Similarly, Ricky, a sophomore studying PPE, had dated his girlfriend exclusively before they decided to open their relationship when he arrived to Penn as a freshman. He had wanted to maintain their relationship, but he also desired “the college experience.” But while James told the other girls he hooked up with that he was in a relationship, Ricky kept that secret.
“It would have been weird,” he says. Besides, “I didn’t hook up with them more than a few times...it was just casual.”
Open relationships, unlike the constant search for casual sex, allow people to be emotionally and physically fulfilled. However, that doesn’t mean they come without strains.
“Hooking up with other people can create a huge rift,” Ricky says. “Being with other people can create emotional distance if you do not put as much effort and communication as you should in the relationship.”
Jason’s trust vanished when he found a post about booty calls on his girlfriend’s Tumblr and realized that she was hooking up with other guys. Though he had known they were open, they had just spent an entire summer together back home, and she was now an hour away. It seemed, in his eyes, that the reason to be in an open relationship did not exist anymore.

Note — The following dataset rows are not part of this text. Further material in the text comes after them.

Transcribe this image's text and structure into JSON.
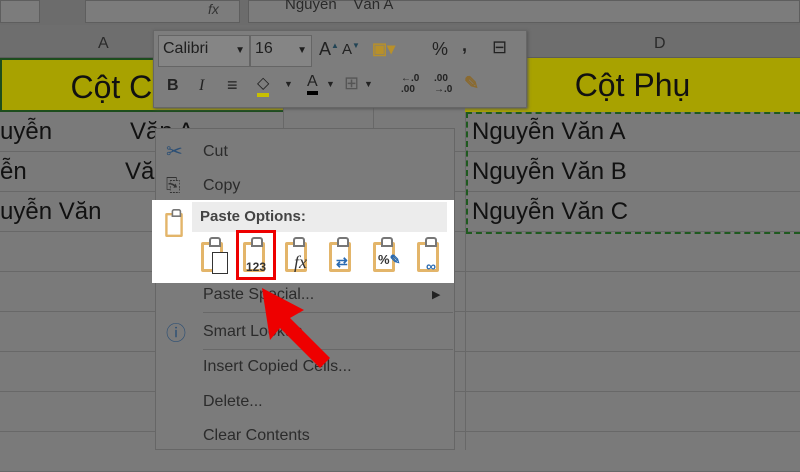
{
  "formula_bar": {
    "content": "Nguyễn    Văn A",
    "fx": "fx"
  },
  "columns": {
    "a": "A",
    "d": "D"
  },
  "sheet": {
    "header_a": "Cột Chính",
    "header_d": "Cột Phụ",
    "col_a": [
      {
        "first": "uyễn",
        "second": "Văn A"
      },
      {
        "first": "ễn",
        "second": "Văn B"
      },
      {
        "first": "uyễn Văn",
        "second": ""
      }
    ],
    "col_d": [
      "Nguyễn Văn A",
      "Nguyễn Văn B",
      "Nguyễn Văn C"
    ]
  },
  "mini_toolbar": {
    "font": "Calibri",
    "size": "16",
    "bold": "B",
    "italic": "I",
    "percent": "%",
    "comma": ",",
    "inc_dec": "←.0 .00",
    "dec_dec": ".00 →.0",
    "fill_color": "#c8c000",
    "font_color": "#000000"
  },
  "context_menu": {
    "cut": "Cut",
    "copy": "Copy",
    "paste_options": "Paste Options:",
    "paste_icons": [
      "paste",
      "values-123",
      "formulas-fx",
      "transpose",
      "formatting",
      "paste-link"
    ],
    "values_label": "123",
    "fx_label": "fx",
    "paste_special": "Paste Special...",
    "smart_lookup": "Smart Lookup",
    "insert_copied": "Insert Copied Cells...",
    "delete": "Delete...",
    "clear": "Clear Contents"
  },
  "highlight_color": "#ee0000"
}
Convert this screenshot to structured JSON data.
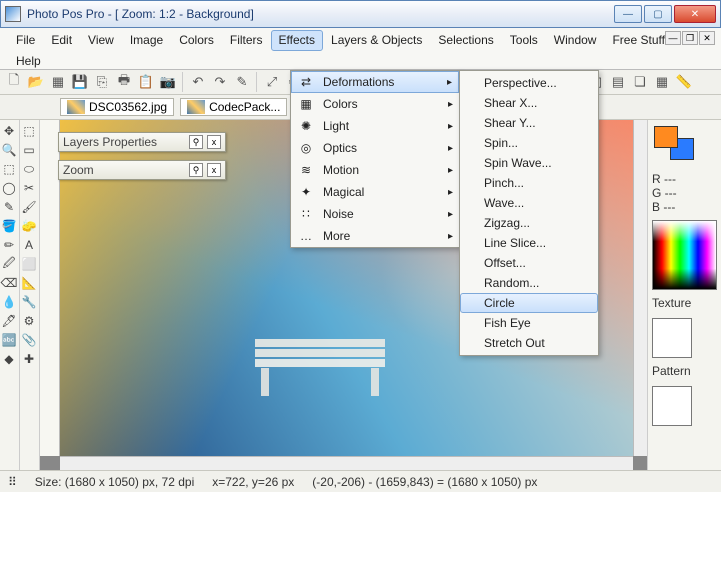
{
  "window": {
    "title": "Photo Pos Pro - [ Zoom: 1:2 - Background]",
    "subtitle": "]"
  },
  "menubar": {
    "items": [
      "File",
      "Edit",
      "View",
      "Image",
      "Colors",
      "Filters",
      "Effects",
      "Layers & Objects",
      "Selections",
      "Tools",
      "Window",
      "Free Stuff"
    ],
    "help": "Help",
    "open_index": 6
  },
  "doc_tabs": [
    {
      "label": "DSC03562.jpg"
    },
    {
      "label": "CodecPack..."
    }
  ],
  "float_panels": {
    "layers": "Layers Properties",
    "zoom": "Zoom"
  },
  "effects_menu": {
    "items": [
      {
        "label": "Deformations",
        "icon": "⇄"
      },
      {
        "label": "Colors",
        "icon": "▦"
      },
      {
        "label": "Light",
        "icon": "✺"
      },
      {
        "label": "Optics",
        "icon": "◎"
      },
      {
        "label": "Motion",
        "icon": "≋"
      },
      {
        "label": "Magical",
        "icon": "✦"
      },
      {
        "label": "Noise",
        "icon": "∷"
      },
      {
        "label": "More",
        "icon": "…"
      }
    ],
    "highlight_index": 0
  },
  "deform_menu": {
    "items": [
      "Perspective...",
      "Shear X...",
      "Shear Y...",
      "Spin...",
      "Spin Wave...",
      "Pinch...",
      "Wave...",
      "Zigzag...",
      "Line Slice...",
      "Offset...",
      "Random...",
      "Circle",
      "Fish Eye",
      "Stretch Out"
    ],
    "highlight_index": 11
  },
  "side": {
    "rgb_r": "R ---",
    "rgb_g": "G ---",
    "rgb_b": "B ---",
    "texture_label": "Texture",
    "pattern_label": "Pattern"
  },
  "status": {
    "size": "Size: (1680 x 1050) px, 72 dpi",
    "cursor": "x=722, y=26 px",
    "selection": "(-20,-206) - (1659,843) = (1680 x 1050) px"
  },
  "toolbar_icons": [
    "🗋",
    "📂",
    "▦",
    "💾",
    "⎘",
    "🖶",
    "📋",
    "📷",
    "↶",
    "↷",
    "✎",
    "⤢",
    "⇋",
    "⇵",
    "⬒",
    "↔",
    "↕",
    "▭",
    "◧",
    "◨",
    "⬚",
    "⧉",
    "📊",
    "◐",
    "⬛",
    "◧",
    "▤",
    "❏",
    "▦",
    "📏"
  ]
}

Open relationships are often seen as superficial, based on the need for many sexual partners, rather than a strong emotional basis. But relationships aren’t limited to just monogamy, they can exist in many different forms—sometimes, they can exist with many different partners. Some of these relationships worked, and others didn’t. In the end, they were, however, just that: relationships.
*All names have been changed to protect anonymity.